This time last year, the Connecticut Whale had just suffered their first ever loss. Their 2-1 defeat to Boston made their record at the midpoint of the season 8-1-0. A year later and they are currently sitting on a very mediocre 4-5-0, considering their previous achievements. So what’s going wrong for the Whale this time round?
The problem doesn’t seem to be with their offense; they have scored 27 goals this season, giving them the second most potent offense in the league. This goes hand in hand with the 256 shots they have managed to put on net. Their faceoff wins are pretty equal at 226 won and 227 lost. Their defence- although not amazing- is solid, conceding 29 goals on 219 shots, again 2nd in the league.
Going through all of the numbers, I realised that the issue is their power play, which is abysmal.
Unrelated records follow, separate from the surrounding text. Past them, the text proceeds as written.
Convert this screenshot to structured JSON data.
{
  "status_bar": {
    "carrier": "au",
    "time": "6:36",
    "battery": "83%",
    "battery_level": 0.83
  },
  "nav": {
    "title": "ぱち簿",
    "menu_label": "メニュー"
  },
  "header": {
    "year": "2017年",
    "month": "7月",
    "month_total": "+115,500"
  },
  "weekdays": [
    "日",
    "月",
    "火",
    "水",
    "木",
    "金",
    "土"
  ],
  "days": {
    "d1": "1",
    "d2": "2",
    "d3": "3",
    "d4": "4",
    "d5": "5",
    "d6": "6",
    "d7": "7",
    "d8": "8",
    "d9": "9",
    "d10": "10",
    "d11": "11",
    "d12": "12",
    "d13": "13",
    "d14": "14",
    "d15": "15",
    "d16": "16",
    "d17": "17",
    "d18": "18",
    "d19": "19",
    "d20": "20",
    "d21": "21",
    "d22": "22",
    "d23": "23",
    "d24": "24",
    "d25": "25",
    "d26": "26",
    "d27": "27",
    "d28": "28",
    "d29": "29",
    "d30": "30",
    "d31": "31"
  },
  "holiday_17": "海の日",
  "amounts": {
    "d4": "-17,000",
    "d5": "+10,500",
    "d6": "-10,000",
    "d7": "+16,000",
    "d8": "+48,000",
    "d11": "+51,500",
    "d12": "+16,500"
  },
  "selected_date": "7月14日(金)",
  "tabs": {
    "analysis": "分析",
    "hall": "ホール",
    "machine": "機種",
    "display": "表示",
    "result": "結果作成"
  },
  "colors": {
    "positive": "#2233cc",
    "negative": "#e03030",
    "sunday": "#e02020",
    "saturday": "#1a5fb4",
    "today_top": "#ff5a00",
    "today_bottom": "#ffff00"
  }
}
They only have two power play goals from 28 power plays, giving them a conversion rate of just 7.4%. This is by far the worst in the league, with two teams achieving a power play rate of 20%+. To truly put this in perspective let’s have a look at their PK unit. They have 2 shorthanded goals when being a woman down, meaning that 5.5% of the time that they are at a disadvantage, they have scored. Their PK unit is almost doing just as good a job as the PP unit despite all of the numbers being against them!
A prime example of the Whale’s poor power play was the 5 minute major that New York took, early in the 3rd period in their game against Connecticut on the 18th December. During those five minutes they only had 3 shots on net, from low risk areas and the Riveters were able to clear the puck from their zone a total of 10 times. Below is a heat map of where the puck spent its time on the rink during this power play, with the Whale attacking to the right. Along with this, the three black dots mark where the Whale shots were taken from. The darker the colour, the longer the puck stayed in that area during the five minutes.
As you can see, the Whale are far too susceptible to being pushed to the corners behind the goal and being boxed in. Due to the fact that the other teams generally have the size on the Whale, they are likely to lose these battles along the boards, thus allowing the opposition to clear down the ice and get a line change.
They also spent a noticeable amount of time outside of the attacking zone, due to the fact that they often look to rush into the zone when they aren’t ready and so get pushed right back out. A rush works well when you have the numbers on the opposition, but often the Whale don’t. If they waited, they could take advantage of having an extra body on the ice. By taking their time, making their passes and getting their offense setup, they would be able to move the puck around the ice where they wanted it, and get into the slot for those high percentage shots.
Ultimately, the Whale aren’t doing a whole lot wrong. If they can sort out their power play and fit the final piece of the puzzle together, they should be able to finish the year on a winning record.